LOS ANGELES — The California Supreme Court has unanimously ruled that workers have at least three years to sue employers for back pay when they fail to provide meal and rest periods required by law, giving momentum to wage and hour lawsuits that have been filed at an unprecedented level in the state’s courts.

In a case filed by a former store manager against Kenneth Cole Productions Inc., the court clarified whether employers had to pay a wage or a penalty. In determining employers must pay a wage, the decision reversed a judgment by the California Court of Appeal, which said the payment was a penalty subject to a one-year statute of limitations. This latest decision affects a wide range of industries, including retail, manufacturing and restaurants.

The plaintiff, John Paul Murphy, worked as a Kenneth Cole store manager from June 2000 until June 2002. He received a weekly salary and handled human resources paperwork, processed markdowns and performed other duties, according to court documents. Murphy regularly worked 9- and 10-hour days and was only able to take an uninterrupted meal period about once every two weeks. He rarely had the opportunity for a rest period. In October 2002, four months after leaving Kenneth Cole, Murphy filed a wage claim with the California Labor Commissioner’s office, which issued a decision in Murphy’s favor in July 2003.

A spokeswoman for New York-based Kenneth Cole declined comment.

Greg Weisman, chairman of apparel practices at law firm Silver & Freedman in Los Angeles, said the typical problem that retailers face is misclassifying their managers as exempt employees when they end up stocking inventory, working on the sales floor or handling other duties associated with nonexempt employees who are entitled to overtime. The court ruling on Monday applies only to nonexempt employees.
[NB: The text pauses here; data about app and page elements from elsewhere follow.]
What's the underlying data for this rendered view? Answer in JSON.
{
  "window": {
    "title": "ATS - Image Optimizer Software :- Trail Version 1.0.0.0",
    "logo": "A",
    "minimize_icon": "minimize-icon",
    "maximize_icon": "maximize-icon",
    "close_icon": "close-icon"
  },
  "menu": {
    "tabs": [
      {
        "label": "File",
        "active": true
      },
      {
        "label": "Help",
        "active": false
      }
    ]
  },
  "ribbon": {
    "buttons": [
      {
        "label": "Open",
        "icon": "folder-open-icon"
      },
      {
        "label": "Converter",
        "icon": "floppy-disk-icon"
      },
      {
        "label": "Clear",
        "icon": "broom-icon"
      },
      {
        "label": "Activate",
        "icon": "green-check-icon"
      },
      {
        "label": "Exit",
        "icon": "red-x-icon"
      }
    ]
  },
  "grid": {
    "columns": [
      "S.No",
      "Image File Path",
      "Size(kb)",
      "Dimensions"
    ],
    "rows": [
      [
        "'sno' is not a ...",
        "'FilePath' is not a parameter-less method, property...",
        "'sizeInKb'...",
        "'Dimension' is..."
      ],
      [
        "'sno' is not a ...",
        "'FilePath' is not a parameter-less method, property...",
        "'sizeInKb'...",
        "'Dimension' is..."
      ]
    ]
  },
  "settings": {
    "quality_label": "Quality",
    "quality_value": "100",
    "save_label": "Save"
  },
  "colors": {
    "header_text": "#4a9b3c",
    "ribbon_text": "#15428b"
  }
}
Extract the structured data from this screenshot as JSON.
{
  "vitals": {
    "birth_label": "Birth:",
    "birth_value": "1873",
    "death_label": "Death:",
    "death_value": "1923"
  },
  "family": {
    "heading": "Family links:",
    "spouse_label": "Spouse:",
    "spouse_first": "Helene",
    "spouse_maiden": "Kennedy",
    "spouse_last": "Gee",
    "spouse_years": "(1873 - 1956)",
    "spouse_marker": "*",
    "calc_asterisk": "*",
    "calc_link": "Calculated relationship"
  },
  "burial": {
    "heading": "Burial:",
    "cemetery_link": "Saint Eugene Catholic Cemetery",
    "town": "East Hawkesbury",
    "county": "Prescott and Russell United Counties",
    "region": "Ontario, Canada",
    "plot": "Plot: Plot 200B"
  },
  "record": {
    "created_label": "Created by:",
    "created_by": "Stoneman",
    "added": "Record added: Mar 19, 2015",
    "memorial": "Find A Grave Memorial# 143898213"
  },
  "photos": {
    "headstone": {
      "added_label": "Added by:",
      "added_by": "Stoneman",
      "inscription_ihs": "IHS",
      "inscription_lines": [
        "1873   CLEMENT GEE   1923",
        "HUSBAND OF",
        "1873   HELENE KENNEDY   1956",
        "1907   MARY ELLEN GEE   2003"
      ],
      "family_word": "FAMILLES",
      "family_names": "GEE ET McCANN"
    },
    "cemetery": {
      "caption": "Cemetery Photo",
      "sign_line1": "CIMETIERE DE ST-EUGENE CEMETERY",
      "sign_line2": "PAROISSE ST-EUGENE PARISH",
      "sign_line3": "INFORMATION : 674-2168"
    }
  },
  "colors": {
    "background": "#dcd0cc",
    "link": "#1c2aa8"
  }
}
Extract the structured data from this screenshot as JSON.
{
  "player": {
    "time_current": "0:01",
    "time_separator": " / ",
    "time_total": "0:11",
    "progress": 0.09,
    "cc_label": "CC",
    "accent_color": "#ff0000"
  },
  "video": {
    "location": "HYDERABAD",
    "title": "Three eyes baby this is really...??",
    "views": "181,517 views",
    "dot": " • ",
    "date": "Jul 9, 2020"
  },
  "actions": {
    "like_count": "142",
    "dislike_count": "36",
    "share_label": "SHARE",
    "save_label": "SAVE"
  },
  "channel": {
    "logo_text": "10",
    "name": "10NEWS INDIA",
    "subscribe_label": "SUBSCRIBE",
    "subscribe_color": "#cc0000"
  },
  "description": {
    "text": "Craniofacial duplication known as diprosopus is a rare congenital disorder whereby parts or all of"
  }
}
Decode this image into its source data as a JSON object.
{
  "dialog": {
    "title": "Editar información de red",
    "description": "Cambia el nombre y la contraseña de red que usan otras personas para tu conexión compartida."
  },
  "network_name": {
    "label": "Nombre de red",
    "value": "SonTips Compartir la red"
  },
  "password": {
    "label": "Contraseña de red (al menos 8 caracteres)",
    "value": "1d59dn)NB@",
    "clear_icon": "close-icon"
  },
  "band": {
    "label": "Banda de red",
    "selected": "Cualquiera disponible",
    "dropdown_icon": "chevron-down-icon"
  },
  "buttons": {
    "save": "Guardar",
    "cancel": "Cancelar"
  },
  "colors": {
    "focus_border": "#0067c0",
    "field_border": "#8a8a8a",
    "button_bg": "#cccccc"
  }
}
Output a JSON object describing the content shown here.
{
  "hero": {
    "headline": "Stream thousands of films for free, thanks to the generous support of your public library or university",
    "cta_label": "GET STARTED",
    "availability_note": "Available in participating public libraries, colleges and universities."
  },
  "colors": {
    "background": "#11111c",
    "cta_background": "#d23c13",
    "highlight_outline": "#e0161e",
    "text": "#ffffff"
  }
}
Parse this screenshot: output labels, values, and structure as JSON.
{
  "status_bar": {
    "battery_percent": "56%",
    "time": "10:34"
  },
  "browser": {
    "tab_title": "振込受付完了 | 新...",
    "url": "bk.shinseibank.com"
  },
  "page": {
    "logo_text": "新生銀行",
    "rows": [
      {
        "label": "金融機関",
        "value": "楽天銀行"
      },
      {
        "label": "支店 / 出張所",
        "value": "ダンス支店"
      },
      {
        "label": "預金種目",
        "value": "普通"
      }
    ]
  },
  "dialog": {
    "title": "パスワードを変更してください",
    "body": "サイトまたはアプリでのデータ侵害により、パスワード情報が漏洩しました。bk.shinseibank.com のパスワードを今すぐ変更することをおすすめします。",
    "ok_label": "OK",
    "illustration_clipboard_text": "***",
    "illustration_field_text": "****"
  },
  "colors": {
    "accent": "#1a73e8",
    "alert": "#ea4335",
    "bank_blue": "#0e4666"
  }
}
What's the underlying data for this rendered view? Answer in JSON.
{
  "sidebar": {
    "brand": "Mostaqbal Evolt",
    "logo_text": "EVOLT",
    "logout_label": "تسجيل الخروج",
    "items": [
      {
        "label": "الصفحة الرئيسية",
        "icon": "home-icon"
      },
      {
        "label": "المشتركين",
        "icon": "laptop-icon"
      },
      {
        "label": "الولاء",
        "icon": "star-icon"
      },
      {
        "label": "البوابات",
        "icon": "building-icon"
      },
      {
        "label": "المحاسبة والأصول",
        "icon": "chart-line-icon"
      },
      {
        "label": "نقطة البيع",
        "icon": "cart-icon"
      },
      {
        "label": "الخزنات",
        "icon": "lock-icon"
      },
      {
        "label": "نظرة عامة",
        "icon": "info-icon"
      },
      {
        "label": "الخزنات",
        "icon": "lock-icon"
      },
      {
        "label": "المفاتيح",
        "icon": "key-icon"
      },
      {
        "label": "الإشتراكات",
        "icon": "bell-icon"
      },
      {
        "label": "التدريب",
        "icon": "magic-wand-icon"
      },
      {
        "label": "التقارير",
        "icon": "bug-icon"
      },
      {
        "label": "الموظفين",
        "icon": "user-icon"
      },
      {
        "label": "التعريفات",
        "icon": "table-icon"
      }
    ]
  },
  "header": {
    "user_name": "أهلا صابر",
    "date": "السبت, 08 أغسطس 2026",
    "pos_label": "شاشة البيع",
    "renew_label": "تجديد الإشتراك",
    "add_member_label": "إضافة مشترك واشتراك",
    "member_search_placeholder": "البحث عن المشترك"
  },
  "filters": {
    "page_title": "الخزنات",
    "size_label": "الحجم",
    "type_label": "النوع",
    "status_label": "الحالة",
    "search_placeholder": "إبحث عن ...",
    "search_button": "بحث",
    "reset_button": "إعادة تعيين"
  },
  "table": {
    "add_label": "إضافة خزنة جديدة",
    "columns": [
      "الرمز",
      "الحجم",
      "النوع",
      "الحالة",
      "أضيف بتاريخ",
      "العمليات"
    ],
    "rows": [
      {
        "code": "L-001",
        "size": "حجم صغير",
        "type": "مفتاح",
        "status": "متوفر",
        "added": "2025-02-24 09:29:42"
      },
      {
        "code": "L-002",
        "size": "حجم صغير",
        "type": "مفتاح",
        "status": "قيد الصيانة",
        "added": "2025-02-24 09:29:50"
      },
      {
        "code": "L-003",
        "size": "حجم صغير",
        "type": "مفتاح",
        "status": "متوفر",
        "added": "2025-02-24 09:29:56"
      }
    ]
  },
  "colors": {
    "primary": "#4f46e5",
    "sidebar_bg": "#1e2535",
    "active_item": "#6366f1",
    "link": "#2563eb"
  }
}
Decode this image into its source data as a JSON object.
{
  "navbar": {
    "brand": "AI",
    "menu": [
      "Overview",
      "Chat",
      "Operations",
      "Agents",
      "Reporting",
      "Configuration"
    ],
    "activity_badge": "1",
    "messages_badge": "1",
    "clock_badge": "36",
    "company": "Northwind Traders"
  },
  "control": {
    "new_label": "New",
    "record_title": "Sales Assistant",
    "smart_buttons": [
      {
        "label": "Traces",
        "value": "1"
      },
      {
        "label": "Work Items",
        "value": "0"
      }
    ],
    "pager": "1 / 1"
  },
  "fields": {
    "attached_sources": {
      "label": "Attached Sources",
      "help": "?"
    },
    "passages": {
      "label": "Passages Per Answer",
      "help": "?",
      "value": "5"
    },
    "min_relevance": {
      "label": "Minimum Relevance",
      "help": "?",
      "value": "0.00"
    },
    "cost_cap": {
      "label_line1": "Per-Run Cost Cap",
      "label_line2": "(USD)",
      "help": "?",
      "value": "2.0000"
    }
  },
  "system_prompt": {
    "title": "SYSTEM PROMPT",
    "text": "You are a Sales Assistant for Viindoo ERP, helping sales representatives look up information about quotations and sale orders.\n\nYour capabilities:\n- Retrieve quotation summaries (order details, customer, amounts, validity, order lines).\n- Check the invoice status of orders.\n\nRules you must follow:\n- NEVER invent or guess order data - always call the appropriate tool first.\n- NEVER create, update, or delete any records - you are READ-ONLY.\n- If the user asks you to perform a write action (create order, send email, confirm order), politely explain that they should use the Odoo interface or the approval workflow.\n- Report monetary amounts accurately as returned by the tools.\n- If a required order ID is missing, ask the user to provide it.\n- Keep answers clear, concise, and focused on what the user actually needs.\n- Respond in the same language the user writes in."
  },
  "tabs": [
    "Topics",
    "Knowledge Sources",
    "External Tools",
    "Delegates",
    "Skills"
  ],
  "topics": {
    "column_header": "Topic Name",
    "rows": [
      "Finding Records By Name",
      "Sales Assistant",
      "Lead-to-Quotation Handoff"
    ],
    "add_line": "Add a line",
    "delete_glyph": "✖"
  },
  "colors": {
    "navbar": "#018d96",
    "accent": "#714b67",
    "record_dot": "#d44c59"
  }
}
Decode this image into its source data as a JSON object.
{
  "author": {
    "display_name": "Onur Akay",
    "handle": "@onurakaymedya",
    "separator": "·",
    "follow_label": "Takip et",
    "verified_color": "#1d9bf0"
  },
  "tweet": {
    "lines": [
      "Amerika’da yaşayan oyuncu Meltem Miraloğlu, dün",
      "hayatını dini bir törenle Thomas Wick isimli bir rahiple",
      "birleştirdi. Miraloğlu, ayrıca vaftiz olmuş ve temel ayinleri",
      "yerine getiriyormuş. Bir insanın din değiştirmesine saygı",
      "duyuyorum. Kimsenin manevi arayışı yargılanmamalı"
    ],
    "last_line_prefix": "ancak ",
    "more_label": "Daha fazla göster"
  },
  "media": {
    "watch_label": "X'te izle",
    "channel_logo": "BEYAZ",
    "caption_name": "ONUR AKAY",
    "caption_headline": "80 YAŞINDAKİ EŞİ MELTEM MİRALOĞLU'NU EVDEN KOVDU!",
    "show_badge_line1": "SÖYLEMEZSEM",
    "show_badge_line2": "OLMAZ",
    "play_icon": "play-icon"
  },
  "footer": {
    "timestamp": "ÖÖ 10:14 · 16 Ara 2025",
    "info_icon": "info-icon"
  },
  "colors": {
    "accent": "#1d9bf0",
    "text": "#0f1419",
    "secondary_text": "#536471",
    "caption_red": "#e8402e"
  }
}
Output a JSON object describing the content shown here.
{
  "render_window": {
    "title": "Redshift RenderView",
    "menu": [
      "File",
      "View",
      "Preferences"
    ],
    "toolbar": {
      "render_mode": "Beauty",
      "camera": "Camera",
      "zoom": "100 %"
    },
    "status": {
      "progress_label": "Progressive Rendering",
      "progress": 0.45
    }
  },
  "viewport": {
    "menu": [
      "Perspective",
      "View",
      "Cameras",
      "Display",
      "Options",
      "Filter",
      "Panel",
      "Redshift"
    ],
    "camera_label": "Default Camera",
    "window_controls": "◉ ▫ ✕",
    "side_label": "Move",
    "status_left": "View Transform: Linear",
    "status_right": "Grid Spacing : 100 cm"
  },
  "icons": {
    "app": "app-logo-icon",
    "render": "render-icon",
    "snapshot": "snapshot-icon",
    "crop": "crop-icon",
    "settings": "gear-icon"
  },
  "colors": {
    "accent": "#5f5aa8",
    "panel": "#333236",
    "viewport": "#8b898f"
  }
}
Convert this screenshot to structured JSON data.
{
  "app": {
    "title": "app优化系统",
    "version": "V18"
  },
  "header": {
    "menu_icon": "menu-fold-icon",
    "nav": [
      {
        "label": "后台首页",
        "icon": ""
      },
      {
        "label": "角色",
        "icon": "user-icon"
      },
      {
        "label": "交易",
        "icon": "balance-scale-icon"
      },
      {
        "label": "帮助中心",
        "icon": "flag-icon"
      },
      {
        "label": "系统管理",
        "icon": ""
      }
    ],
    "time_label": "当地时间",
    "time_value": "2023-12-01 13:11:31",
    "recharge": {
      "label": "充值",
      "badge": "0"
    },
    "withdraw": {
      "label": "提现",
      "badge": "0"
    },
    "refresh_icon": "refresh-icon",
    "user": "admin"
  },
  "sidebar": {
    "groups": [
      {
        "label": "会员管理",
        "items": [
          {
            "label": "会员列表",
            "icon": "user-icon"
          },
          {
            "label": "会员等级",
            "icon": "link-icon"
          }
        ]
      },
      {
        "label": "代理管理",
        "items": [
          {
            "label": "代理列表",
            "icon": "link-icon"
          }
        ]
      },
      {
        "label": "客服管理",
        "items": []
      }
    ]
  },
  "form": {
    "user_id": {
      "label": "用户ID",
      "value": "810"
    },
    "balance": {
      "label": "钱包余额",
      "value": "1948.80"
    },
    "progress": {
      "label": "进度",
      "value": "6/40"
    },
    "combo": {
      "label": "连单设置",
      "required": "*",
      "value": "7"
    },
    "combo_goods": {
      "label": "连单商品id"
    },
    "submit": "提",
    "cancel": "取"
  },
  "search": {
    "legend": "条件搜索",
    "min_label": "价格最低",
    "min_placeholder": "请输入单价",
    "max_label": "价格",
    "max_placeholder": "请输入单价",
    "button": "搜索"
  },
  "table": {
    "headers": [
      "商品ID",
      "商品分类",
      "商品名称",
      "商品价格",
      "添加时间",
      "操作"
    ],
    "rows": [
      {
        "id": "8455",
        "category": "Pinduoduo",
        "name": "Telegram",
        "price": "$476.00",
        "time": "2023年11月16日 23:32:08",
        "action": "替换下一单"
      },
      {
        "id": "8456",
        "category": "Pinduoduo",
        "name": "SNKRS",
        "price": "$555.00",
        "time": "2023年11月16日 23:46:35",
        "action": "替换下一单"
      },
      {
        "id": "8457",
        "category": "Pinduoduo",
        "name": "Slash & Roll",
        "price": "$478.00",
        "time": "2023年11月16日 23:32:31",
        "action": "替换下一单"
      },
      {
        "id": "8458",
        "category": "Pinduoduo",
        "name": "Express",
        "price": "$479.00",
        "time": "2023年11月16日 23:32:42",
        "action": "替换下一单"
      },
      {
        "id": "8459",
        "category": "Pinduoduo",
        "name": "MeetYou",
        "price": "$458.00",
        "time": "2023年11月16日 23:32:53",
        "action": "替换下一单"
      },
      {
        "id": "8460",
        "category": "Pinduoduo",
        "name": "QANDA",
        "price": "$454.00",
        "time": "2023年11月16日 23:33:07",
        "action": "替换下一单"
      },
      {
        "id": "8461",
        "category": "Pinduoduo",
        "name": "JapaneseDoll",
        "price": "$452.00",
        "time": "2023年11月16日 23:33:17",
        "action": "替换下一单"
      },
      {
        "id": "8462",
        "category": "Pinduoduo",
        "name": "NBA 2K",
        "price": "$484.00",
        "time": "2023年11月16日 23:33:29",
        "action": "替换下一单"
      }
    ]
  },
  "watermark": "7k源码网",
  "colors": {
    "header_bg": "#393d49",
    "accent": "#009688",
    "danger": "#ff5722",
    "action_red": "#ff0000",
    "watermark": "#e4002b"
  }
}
“For the retail industry, it means that they have to be more careful about monitoring strict compliance of the complicated morass of wage and hour laws in California,” Weisman said. “It’s yet again proven [California] to be a difficult place to do business.”